xsl:element instruction is used to create an output element
whose name might be calculated at run-time.
The element has a mandatory attribute,
name, which is the name of the generated element.
The name attribute is an attribute value template, so it may contain string expressions inside
The attributes of the generated element are defined by subsequent
xsl:attribute elements. The
content of the generated element is whatever is generated between the
Additionally, attributes of the generated element can be defined by reference to a named attribute set. The optional use-attribute-sets attribute contains a white-space-separated list of attribute set names. They are applied in the order given: if the same attribute is generated more than once, the later value always takes precedence.
For example, the following code creates a <FONT> element with several attributes:<xsl:element name="FONT"> <xsl:attribute name="SIZE">4</xsl:attribute> <xsl:attribute name="FACE">Courier New</xsl:attribute> Some output text </xsl:element>

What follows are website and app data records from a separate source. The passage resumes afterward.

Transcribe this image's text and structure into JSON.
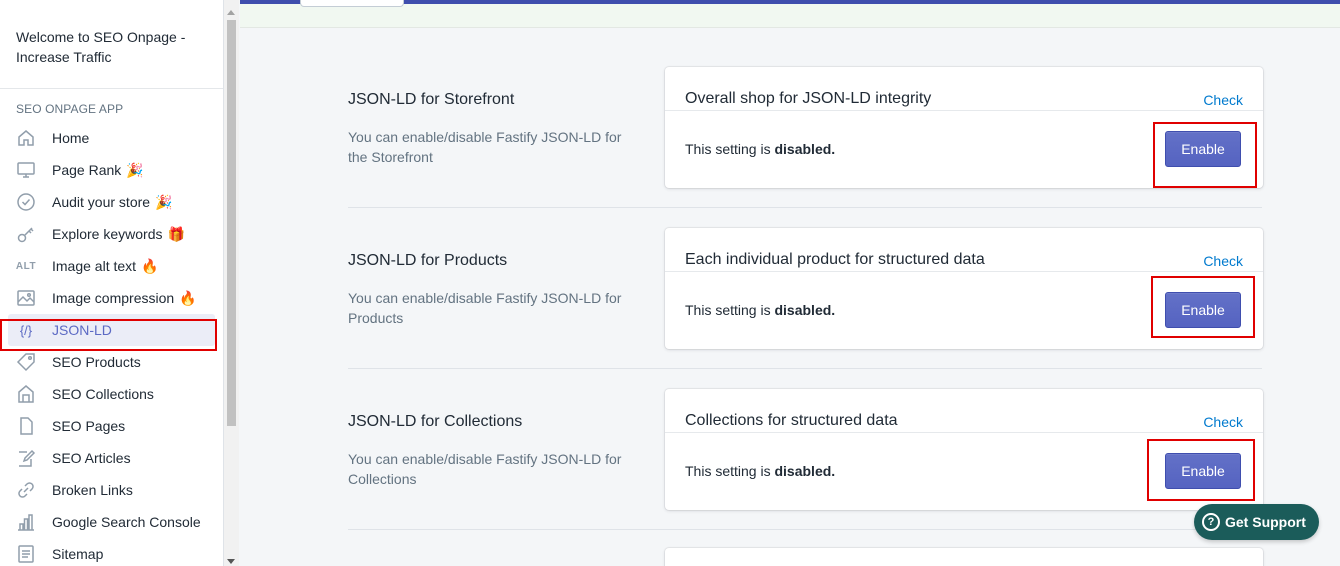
{
  "app": {
    "title": "Welcome to SEO Onpage - Increase Traffic",
    "section_label": "SEO ONPAGE APP"
  },
  "sidebar": {
    "items": [
      {
        "label": "Home",
        "icon": "home-icon",
        "emoji": ""
      },
      {
        "label": "Page Rank",
        "icon": "monitor-icon",
        "emoji": "🎉"
      },
      {
        "label": "Audit your store",
        "icon": "check-circle-icon",
        "emoji": "🎉"
      },
      {
        "label": "Explore keywords",
        "icon": "key-icon",
        "emoji": "🎁"
      },
      {
        "label": "Image alt text",
        "icon": "alt-text-icon",
        "icon_text": "ALT",
        "emoji": "🔥"
      },
      {
        "label": "Image compression",
        "icon": "image-icon",
        "emoji": "🔥"
      },
      {
        "label": "JSON-LD",
        "icon": "code-braces-icon",
        "icon_text": "{/}",
        "emoji": "",
        "active": true
      },
      {
        "label": "SEO Products",
        "icon": "tag-icon",
        "emoji": ""
      },
      {
        "label": "SEO Collections",
        "icon": "collections-icon",
        "emoji": ""
      },
      {
        "label": "SEO Pages",
        "icon": "page-icon",
        "emoji": ""
      },
      {
        "label": "SEO Articles",
        "icon": "edit-icon",
        "emoji": ""
      },
      {
        "label": "Broken Links",
        "icon": "link-icon",
        "emoji": ""
      },
      {
        "label": "Google Search Console",
        "icon": "analytics-icon",
        "emoji": ""
      },
      {
        "label": "Sitemap",
        "icon": "list-icon",
        "emoji": ""
      }
    ]
  },
  "sections": [
    {
      "title": "JSON-LD for Storefront",
      "description": "You can enable/disable Fastify JSON-LD for the Storefront",
      "card_title": "Overall shop for JSON-LD integrity",
      "check_label": "Check",
      "status_prefix": "This setting is",
      "status_value": "disabled.",
      "button_label": "Enable"
    },
    {
      "title": "JSON-LD for Products",
      "description": "You can enable/disable Fastify JSON-LD for Products",
      "card_title": "Each individual product for structured data",
      "check_label": "Check",
      "status_prefix": "This setting is",
      "status_value": "disabled.",
      "button_label": "Enable"
    },
    {
      "title": "JSON-LD for Collections",
      "description": "You can enable/disable Fastify JSON-LD for Collections",
      "card_title": "Collections for structured data",
      "check_label": "Check",
      "status_prefix": "This setting is",
      "status_value": "disabled.",
      "button_label": "Enable"
    }
  ],
  "support": {
    "label": "Get Support",
    "icon": "question-icon",
    "color": "#1b5c5a"
  },
  "colors": {
    "accent": "#5c6ac4",
    "highlight": "#e00000",
    "link": "#007ace"
  }
}
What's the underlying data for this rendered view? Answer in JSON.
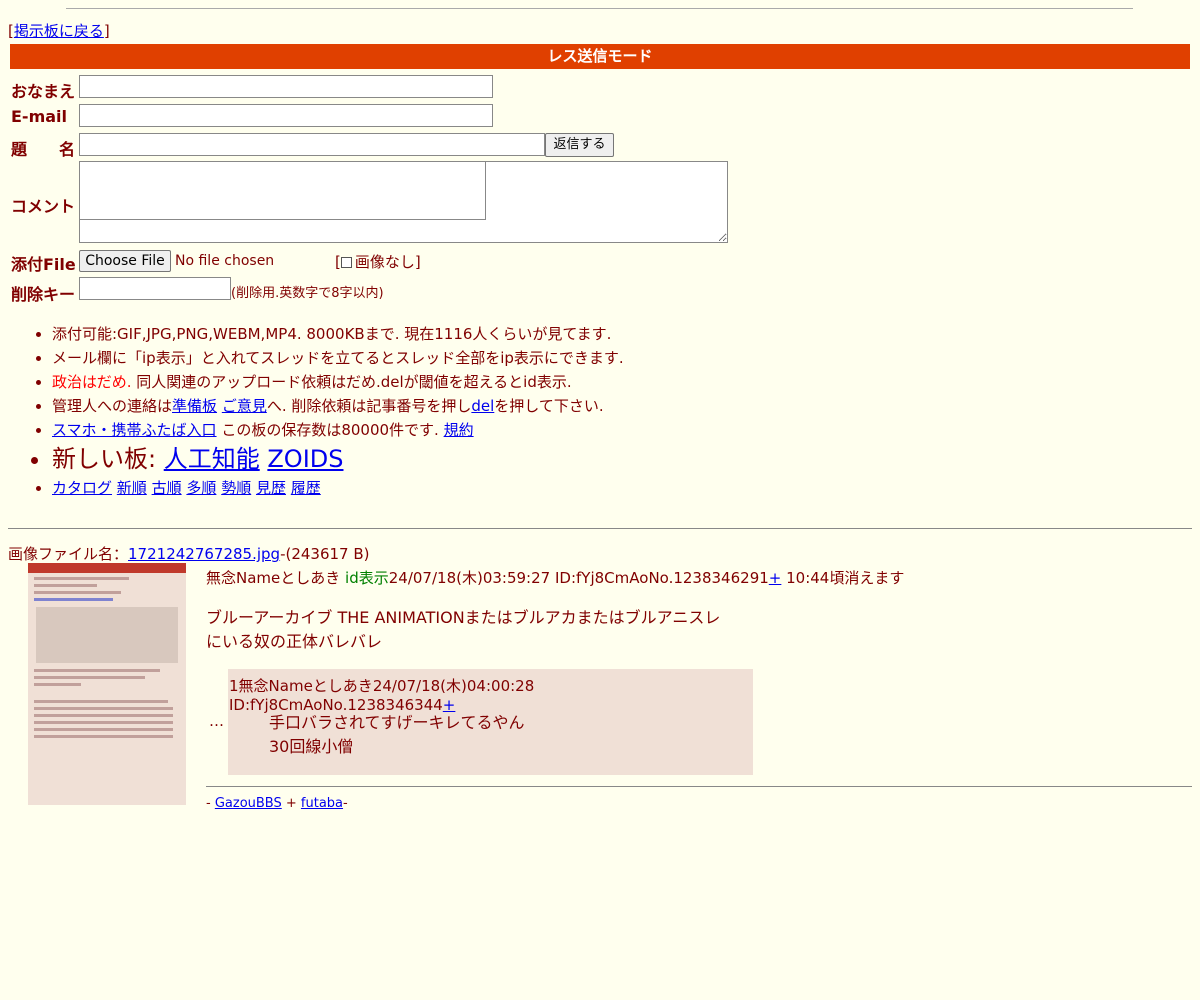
{
  "nav": {
    "back_link": "掲示板に戻る",
    "bracket_open": "[",
    "bracket_close": "]"
  },
  "form": {
    "mode_title": "レス送信モード",
    "labels": {
      "name": "おなまえ",
      "email": "E-mail",
      "subject": "題　　名",
      "comment": "コメント",
      "file": "添付File",
      "delkey": "削除キー"
    },
    "submit_label": "返信する",
    "file_button": "Choose File",
    "file_status": "No file chosen",
    "no_image": "[画像なし]",
    "no_image_open": "[",
    "no_image_label": "画像なし",
    "no_image_close": "]",
    "delkey_hint": "(削除用.英数字で8字以内)"
  },
  "rules": {
    "r1": "添付可能:GIF,JPG,PNG,WEBM,MP4. 8000KBまで. 現在1116人くらいが見てます.",
    "r2": "メール欄に「ip表示」と入れてスレッドを立てるとスレッド全部をip表示にできます.",
    "r3_red": "政治はだめ.",
    "r3_rest": " 同人関連のアップロード依頼はだめ.delが閾値を超えるとid表示.",
    "r4_pre": "管理人への連絡は",
    "r4_link1": "準備板",
    "r4_link2": "ご意見",
    "r4_mid": "へ. 削除依頼は記事番号を押し",
    "r4_link3": "del",
    "r4_post": "を押して下さい.",
    "r5_link1": "スマホ・携帯ふたば入口",
    "r5_mid": " この板の保存数は80000件です. ",
    "r5_link2": "規約",
    "r6_pre": "新しい板: ",
    "r6_link1": "人工知能",
    "r6_link2": "ZOIDS",
    "r7_links": [
      "カタログ",
      "新順",
      "古順",
      "多順",
      "勢順",
      "見歴",
      "履歴"
    ]
  },
  "thread": {
    "file_label": "画像ファイル名：",
    "file_name": "1721242767285.jpg",
    "file_size": "-(243617 B)",
    "op": {
      "name": "無念Nameとしあき",
      "id_display": "id表示",
      "date": "24/07/18(木)03:59:27",
      "id": "ID:fYj8CmAo",
      "no": "No.1238346291",
      "plus": "+",
      "expire": " 10:44頃消えます",
      "text_line1": "ブルーアーカイブ THE ANIMATIONまたはブルアカまたはブルアニスレ",
      "text_line2": "にいる奴の正体バレバレ"
    },
    "reply": {
      "ellipsis": "…",
      "number": "1",
      "name": "無念Nameとしあき",
      "date": "24/07/18(木)04:00:28",
      "id": "ID:fYj8CmAo",
      "no": "No.1238346344",
      "plus": "+",
      "line1": "手口バラされてすげーキレてるやん",
      "line2": "30回線小僧"
    }
  },
  "footer": {
    "link1": "GazouBBS",
    "sep": " + ",
    "link2": "futaba",
    "pre": "- ",
    "post": "-"
  },
  "colors": {
    "background": "#ffffee",
    "text": "#800000",
    "mode_bar": "#e04000",
    "reply_bg": "#f0e0d6",
    "id_green": "#008000"
  }
}
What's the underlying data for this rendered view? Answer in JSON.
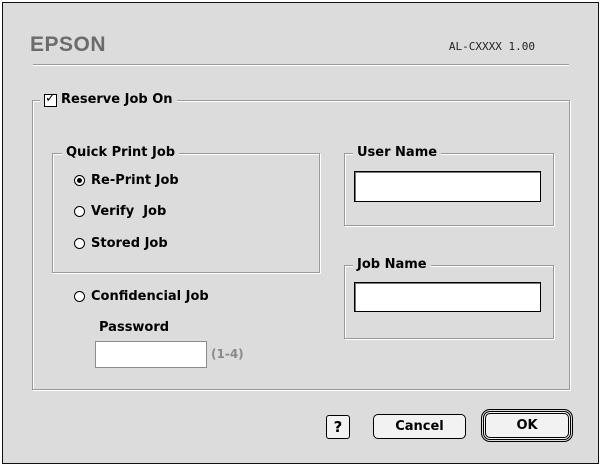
{
  "brand": "EPSON",
  "model": "AL-CXXXX 1.00",
  "reserve": {
    "label": "Reserve Job On",
    "checked": true
  },
  "quick_print": {
    "title": "Quick Print Job",
    "options": [
      {
        "label": "Re-Print Job",
        "selected": true
      },
      {
        "label": "Verify  Job",
        "selected": false
      },
      {
        "label": "Stored Job",
        "selected": false
      }
    ]
  },
  "confidential": {
    "label": "Confidencial Job",
    "selected": false
  },
  "password": {
    "label": "Password",
    "value": "",
    "range": "(1-4)"
  },
  "user_name": {
    "label": "User Name",
    "value": ""
  },
  "job_name": {
    "label": "Job Name",
    "value": ""
  },
  "buttons": {
    "help": "?",
    "cancel": "Cancel",
    "ok": "OK"
  }
}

A new attribute
type was added in XSLT 2.0. This indicates the
data type of the value of the element. The value may be a built-in type defined
in XML Schema, for example
xs:date, or a user-defined type
defined in a schema imported using
xsl:import-schema. Type annotations
are only accessible if the attribute is added to a temporary tree that specifies
type-information="preserve". The attribute causes the content of the element to
be validated against the schema definition of the type, and will cause a fatal dynamic error
if validation fails.
XSLT 3.0 introduces an attribute
on-empty="expression" which defines an alternative result
in the case where the element would otherwise be empty. The most likely value is
which means that empty elements are not written. This is motivated by streaming; for example one might write:
This has the effect that if there are no authors, no
authors element will be written. Achieving
this within the constraints of streaming can be difficult. But of course the feature is also a convenient
short-cut quite independently of streaming.